There are a lot of mistaken ideas as to what “professional translation” means, and how it should be done. In fact, many people consider that there is no reason to pay anybody to translate from one language to another, since anybody with a basic knowledge of any two languages can do it. This could not be further from the truth.
So what is required of a translator? In the first place, a translator must be working into, not out of, his or her own language. So English to French translators – that is, people translating from English into French – must be people who have French as their first language. One common misconception is that if somebody can translate from English to French, he or she can equally well translate from French to English. This is simply not the case.
A translator also needs to be fully competent in both languages. Another common misconception is that everybody is competent in his or her own language, but sadly this is quite often not true! For translators it is essential to have full competence in both the target language – that is the language they are translating into – and the source language, the one they are translating from. This means competence at every level – not just grammar and idiom, though this is essential – but at other levels such as the social level. This involves knowing how to use the correct language in every social situation, and how to interpret social signals.
However, nowadays even full general language competence may not be enough, as most professional translation is highly specialized. For instance, clients of the agency may require translations of technical instructions or specifications, articles for scientific or medical journals, or legal judgments. To become a fully qualified translator nowadays it is often necessary to have specialized competence in a particular area. It is very difficult to translate, for instance, a medical treatise even into your own language, if you are not familiar with the terminology and its exact meaning.
In addition to all these requirements, there are other qualities and skills a translator needs, many of them on the personal level. These include efficiency, reliability, and ability to meet deadlines. However well a document has been translated, it is no use if it was required for a conference or a business meeting and arrived too late. Another requirement is basic office skills and facility with computer technology – most assignments nowadays are received and delivered electronically – and ability to use the right file formats. A translator must also be able to work well under pressure, both alone and in a team.
So it is far from true that anyone can be a translator.
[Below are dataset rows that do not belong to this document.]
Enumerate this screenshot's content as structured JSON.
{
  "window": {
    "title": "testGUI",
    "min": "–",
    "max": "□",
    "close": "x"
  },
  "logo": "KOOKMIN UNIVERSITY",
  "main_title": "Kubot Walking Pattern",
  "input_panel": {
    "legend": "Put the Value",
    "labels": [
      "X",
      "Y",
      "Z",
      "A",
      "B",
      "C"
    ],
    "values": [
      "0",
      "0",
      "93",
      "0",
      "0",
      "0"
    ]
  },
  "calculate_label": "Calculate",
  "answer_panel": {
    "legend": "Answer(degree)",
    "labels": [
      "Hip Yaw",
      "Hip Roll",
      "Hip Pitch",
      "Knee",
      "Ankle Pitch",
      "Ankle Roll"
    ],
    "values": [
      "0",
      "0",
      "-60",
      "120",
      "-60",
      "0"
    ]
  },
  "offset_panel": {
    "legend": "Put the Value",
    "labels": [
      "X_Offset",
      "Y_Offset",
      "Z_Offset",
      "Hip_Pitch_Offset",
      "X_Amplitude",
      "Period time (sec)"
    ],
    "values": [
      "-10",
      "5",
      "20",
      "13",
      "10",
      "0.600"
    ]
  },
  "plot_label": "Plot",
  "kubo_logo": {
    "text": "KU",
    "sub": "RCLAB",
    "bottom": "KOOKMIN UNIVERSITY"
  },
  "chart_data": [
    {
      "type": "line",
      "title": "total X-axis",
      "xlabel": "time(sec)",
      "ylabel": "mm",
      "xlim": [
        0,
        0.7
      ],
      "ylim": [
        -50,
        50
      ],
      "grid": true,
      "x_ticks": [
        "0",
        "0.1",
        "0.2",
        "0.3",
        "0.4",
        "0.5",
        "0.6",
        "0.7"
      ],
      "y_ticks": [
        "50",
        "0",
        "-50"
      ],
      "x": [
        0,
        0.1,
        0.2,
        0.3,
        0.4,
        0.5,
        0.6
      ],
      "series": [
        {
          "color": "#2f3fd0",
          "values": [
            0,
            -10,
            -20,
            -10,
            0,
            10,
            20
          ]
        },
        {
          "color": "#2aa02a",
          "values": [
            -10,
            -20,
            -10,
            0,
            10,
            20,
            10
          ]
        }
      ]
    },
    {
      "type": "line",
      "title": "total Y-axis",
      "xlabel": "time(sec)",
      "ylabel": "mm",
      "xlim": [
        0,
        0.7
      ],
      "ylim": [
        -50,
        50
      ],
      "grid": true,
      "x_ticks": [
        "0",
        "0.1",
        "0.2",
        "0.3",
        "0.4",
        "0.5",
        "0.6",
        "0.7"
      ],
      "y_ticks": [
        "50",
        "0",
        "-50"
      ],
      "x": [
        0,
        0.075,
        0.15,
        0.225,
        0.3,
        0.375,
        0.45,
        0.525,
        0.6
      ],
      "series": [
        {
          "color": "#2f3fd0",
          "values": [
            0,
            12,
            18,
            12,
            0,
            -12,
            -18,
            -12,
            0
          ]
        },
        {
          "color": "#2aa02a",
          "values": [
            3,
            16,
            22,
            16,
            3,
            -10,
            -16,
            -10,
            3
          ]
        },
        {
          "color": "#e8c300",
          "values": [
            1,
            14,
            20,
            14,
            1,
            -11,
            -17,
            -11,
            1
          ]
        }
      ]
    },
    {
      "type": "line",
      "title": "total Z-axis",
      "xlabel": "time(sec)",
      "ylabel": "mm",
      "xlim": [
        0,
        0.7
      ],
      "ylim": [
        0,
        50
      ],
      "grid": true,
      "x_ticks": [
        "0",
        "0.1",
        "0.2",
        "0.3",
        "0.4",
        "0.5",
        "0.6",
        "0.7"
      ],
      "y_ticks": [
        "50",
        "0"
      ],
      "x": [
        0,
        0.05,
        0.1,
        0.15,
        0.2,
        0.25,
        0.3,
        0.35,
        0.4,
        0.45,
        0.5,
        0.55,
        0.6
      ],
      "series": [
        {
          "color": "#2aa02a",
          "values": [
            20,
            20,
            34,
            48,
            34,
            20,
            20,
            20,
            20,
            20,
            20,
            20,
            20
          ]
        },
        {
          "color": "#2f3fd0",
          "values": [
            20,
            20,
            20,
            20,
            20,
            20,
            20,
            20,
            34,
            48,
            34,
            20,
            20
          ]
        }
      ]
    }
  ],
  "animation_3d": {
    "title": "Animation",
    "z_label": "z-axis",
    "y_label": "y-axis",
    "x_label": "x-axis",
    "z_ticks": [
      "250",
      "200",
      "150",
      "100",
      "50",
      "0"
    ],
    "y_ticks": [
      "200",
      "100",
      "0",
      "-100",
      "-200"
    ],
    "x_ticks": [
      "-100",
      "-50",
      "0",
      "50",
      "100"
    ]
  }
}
Professional translation requires skills and abilities at many levels, both technical and personal. It takes many years and much hard work to become qualified to this standard, but the reward is a highly enjoyable and satisfying career.